Fitness giant F45 loses court battle
Fitness giant F45 has lost a four-year court battle in which it claimed a rival had copied its computer technology.
Fitness juggernaut F45 has lost a court battle to stop a rival gym from using its computer fitness technology.
The global fitness giant, which is among the country’s most visited gyms, had been locked in a four-year legal battle with rival gym, the Body Fit Training Company (BFT) claiming it had copied its computer workout system.
But the Australian-founded gym lost its battle this week after a Federal Court judge ruled the technology it uses to screen its workouts to users cannot be patented.
F45 had alleged BFT, four of its franchisees and BFT director Cameron Falloon had infringed its patents by copying its system that uses computers to beam fitness routines to its studios, which gym-goers then watch as they work out.

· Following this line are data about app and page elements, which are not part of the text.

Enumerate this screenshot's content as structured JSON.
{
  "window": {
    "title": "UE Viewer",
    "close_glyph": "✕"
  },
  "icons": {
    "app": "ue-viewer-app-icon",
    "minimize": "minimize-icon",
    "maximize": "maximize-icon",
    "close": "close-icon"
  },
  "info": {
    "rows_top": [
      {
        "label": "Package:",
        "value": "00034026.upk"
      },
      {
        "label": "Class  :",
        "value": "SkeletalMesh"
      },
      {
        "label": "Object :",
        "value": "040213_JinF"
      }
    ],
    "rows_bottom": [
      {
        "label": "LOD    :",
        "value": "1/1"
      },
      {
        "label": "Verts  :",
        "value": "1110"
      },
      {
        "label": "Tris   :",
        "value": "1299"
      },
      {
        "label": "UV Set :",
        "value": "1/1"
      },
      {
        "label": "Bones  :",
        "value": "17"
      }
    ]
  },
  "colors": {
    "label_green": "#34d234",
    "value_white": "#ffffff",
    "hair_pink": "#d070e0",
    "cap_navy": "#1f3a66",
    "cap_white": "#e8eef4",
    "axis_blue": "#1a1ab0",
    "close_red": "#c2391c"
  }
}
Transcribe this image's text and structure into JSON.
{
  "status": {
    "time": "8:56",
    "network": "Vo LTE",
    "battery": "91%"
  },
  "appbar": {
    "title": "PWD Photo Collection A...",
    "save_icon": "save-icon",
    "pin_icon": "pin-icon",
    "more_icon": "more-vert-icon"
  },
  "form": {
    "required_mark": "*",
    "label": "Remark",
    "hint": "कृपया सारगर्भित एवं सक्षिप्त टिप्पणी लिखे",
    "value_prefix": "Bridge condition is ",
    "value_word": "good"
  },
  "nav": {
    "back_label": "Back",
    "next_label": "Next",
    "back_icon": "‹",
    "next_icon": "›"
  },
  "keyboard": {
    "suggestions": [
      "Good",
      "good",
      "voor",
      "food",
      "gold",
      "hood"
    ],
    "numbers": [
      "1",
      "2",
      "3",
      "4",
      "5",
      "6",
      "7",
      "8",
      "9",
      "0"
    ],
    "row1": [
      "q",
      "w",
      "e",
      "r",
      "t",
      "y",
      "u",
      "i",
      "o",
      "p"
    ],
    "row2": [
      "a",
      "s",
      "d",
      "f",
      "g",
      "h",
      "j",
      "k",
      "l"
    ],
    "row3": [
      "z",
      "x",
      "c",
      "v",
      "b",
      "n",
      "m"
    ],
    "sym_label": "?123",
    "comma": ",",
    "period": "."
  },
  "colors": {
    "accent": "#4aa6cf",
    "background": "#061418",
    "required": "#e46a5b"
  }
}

BFT denied the infringements and sought to revoke the patents, arguing they related to a method that required using “general computers to do ordinary functions”.
In his ruling, the judge found the F45 patents invalid and said they should be revoked.
“The scheme is not made patentable merely because it is implemented using generic computing technology,” Justice John Nicholas said in Tuesday’s judgment.
“It is the kind of scheme that has historically never been regarded as patentable subject matter.”
Given he found the patents invalid, it was not necessary to consider the issue of infringement, the judge added.
F45 – which is backed by Hollywood actor Mark Wahlberg and has over 1,750 studios in 45 countries – was ordered to pay BFT’s legal costs.
BFT joint CEOs Cameron Falloon and Richard Burnet said they were “thrilled” with the finding.
“We look forward to continuing to offer a different and better product, as Australia’s fastest growing fitness franchise,” the pair said in a statement.